Follow along on a Reality Tours trip to Uganda
Arriving into Kampala I recall the delightful heat of the air. I had to wait in line to purchase my visa and was behind a group of missionaries from the US who were eager and complaining about the slow speed of our processing. I felt awkward about one of the gentleman’s statements about bringing God to “these people” and decided not to engage in a discussion about salvation and religion at that moment. Instead, I pondered about what I was about to experience, and the stereotypes I brought with me.
After arriving at the airport I was met by one of the hotel staff and was whisked away into the night for a long drive to the hotel. There I met up with some fellow trip participants, a group of free spirited students from Suffolk University. We sat and talked about our first day in Uganda. These young women knew the issues and were really excited and nervous to meet with youth from Sister Rosemary’s Girl’s Tailoring project the next day.
Over the course of the next week and a half we met with many individuals and organizations that are committed to rebuilding their communities and lives.
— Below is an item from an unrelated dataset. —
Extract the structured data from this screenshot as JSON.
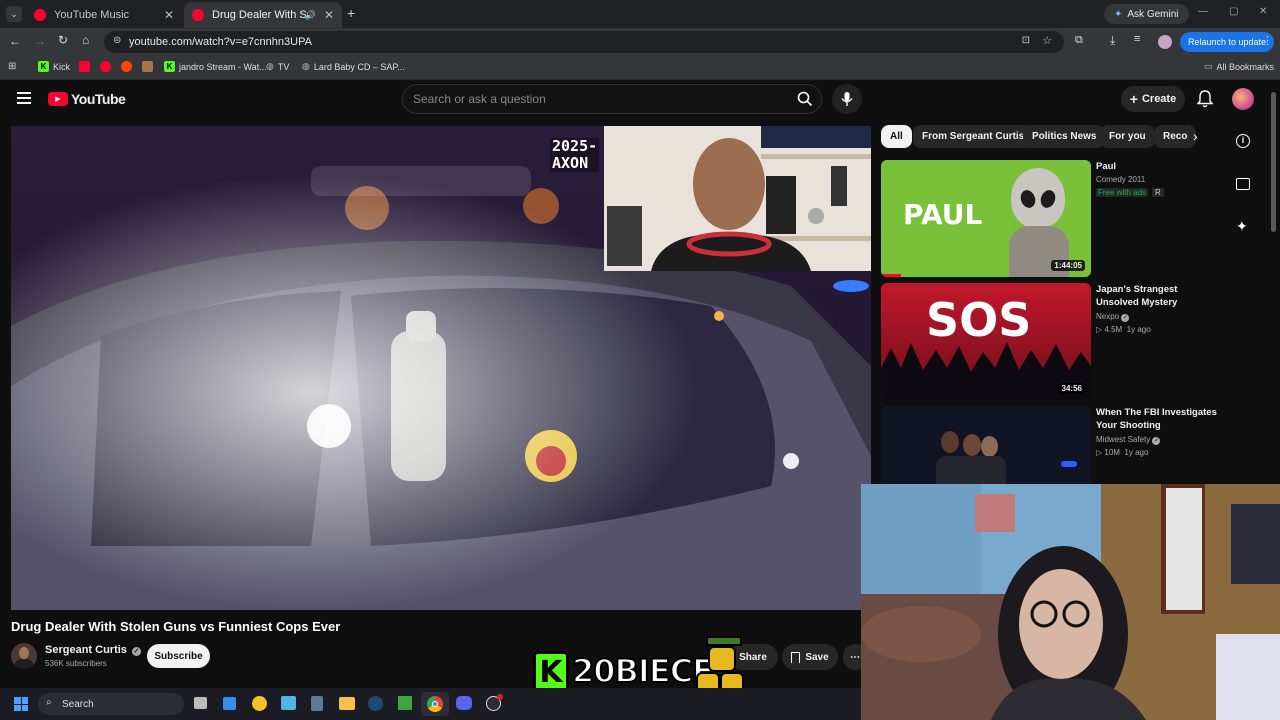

We met with folks who work to rehabilitate and provide psychological support services to children who are former “child soldiers” and “bush brides”.
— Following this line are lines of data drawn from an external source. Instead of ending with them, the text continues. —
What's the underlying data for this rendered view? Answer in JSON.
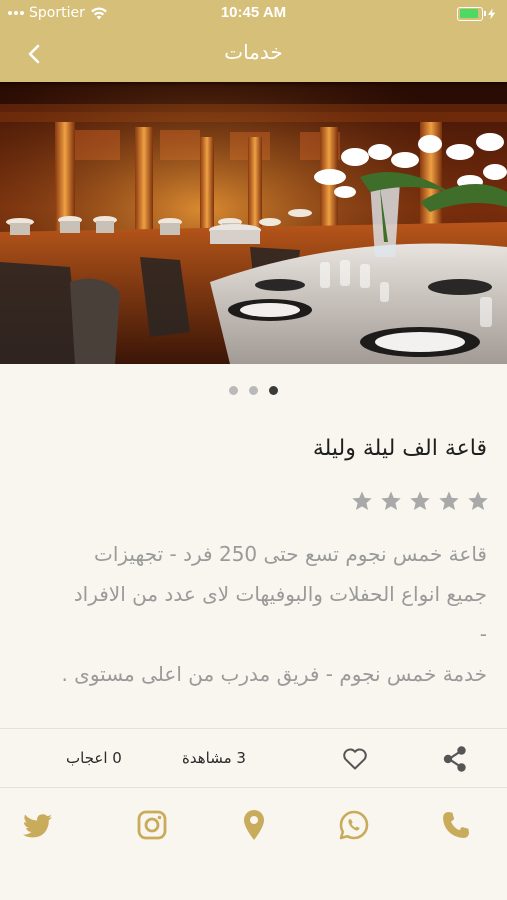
{
  "status_bar": {
    "carrier": "Sportier",
    "time": "10:45 AM",
    "battery_level": 0.9
  },
  "nav": {
    "title": "خدمات"
  },
  "gallery": {
    "page_count": 3,
    "active_index": 2
  },
  "item": {
    "title": "قاعة الف ليلة وليلة",
    "rating": 0,
    "rating_max": 5,
    "description_lines": [
      "قاعة خمس نجوم تسع حتى 250 فرد - تجهيزات",
      "جميع انواع الحفلات والبوفيهات لاى عدد من الافراد",
      "-",
      "خدمة خمس نجوم - فريق مدرب من اعلى مستوى ."
    ]
  },
  "stats": {
    "likes": "0 اعجاب",
    "views": "3 مشاهدة"
  },
  "icons": {
    "back": "chevron-left-icon",
    "share": "share-icon",
    "like": "heart-outline-icon",
    "twitter": "twitter-icon",
    "instagram": "instagram-icon",
    "location": "location-pin-icon",
    "whatsapp": "whatsapp-icon",
    "phone": "phone-icon"
  },
  "colors": {
    "header": "#d6bf78",
    "accent": "#c9ab5c",
    "background": "#f9f6ef",
    "star": "#a9a9a9",
    "description": "#9a9a9a"
  }
}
Here are highlights from some a of the many amazing stories that came out of this inspiring trip to Uganda:
Meeting with “Child Mothers”: Picture a large living room shared by about two dozen North Americans and two dozen Ugandans. We had invited two women from some of the groups working with the child soldiers in Gulu and Lara to travel to Kampala to meet with our group, share their stories and exchange. What a fabulous encounter this was.
First we met with Sister Rosemary Nyirumbe who is the Director of the St. Monica’s Girls Tailoring School located next to a refugee camp in Gulu, Uganda. Her school works with ‘child mothers’ -a term Ugandans use to describe women ages 12 to 18 who were abducted child soldiers.
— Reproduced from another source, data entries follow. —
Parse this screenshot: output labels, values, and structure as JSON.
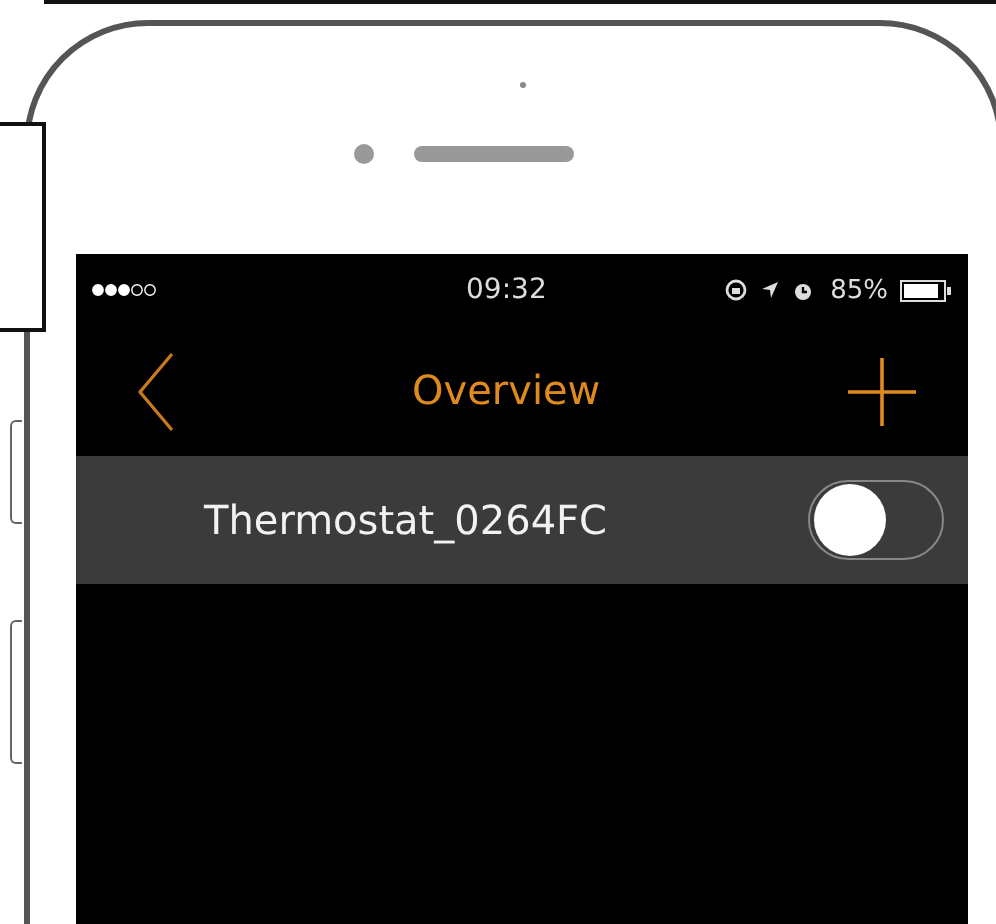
{
  "status_bar": {
    "time": "09:32",
    "battery": "85%"
  },
  "nav": {
    "title": "Overview"
  },
  "devices": [
    {
      "name": "Thermostat_0264FC",
      "on": false
    }
  ]
}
During our visit, the young women shared personal stories of abduction and rape by their captors, their struggles to survive and their hopes for their future and for those with children, their families’ future.
The next day we were joined by Lina Zedriga (who now runs the Trauma Healing And Reflection Centre-Gulu or THRACE-GULU) and heard similar but unique experiences shared by the youth under her care. Lina is a lawyer and magistrate who has tirelessly advocated for women, peace and security. We all listened silently to story after story told by the courageous young people, each of us connecting to the stories, some of us with tears, some of us with clenched arms, and others feverishly taking notes.
This was quite a moment for many of us, including the children who were able to listen and share with each other their stories of struggle. For many this was their first visit to the capital. As one of Lina’s girls spoke, she had to stop and gather herself to resume her story. Her strength was admirable.
As the exchange ended, we dispersed after hugs and thank you’s, ready to break for a spell before dinner. Some of the youth went off to play soccer. Over dinner our group processed and discussed, but also shared moments of laughter, a choir of voices, all of us mingling, talking, and sharing. I closed my eyes and listened to giggles and heard people talking about music and the best places to dance. Plans were made for groups to go out and enjoy some local night life.
Friendships had been made. I wrote in my journal that night a rhetorical question:
“How can one so young, so innocent, see so much brutality, endure so much pain, inflict pain on others still find the internal reserve to live, laugh, heal and dance?”
I left Uganda imprinted with the faces of the children I met, remembering the image of one of them carrying a 25 kilo sack of sugar on her head into the bush, starting off on her hours-long trek. This travel experience left me with an amplified respect for the tenacity of the human spirit and with a broader understanding about our human capacity to endure, feeling compelled to hear truth, unconditionally love and take a stand.
Join Us on an Upcoming Reality Tours Trip to Uganda! Learn more by joining us in Uganda this year. Visit our website for all you need to know about upcoming trips to Uganda.
Watch this great series! Check out Bridge the Gap’s Uganda Series, a wonderful web-based TV program that highlights some wonderful transformational stories, including linking Uganda and community development to the importance of Fair Trade (through bees!) Here’s a spot on Bridge the Gap about Global Exchange:
2011: Global Exchange: join the network for people’s globalization! from Global Exchange on Vimeo.
Great write up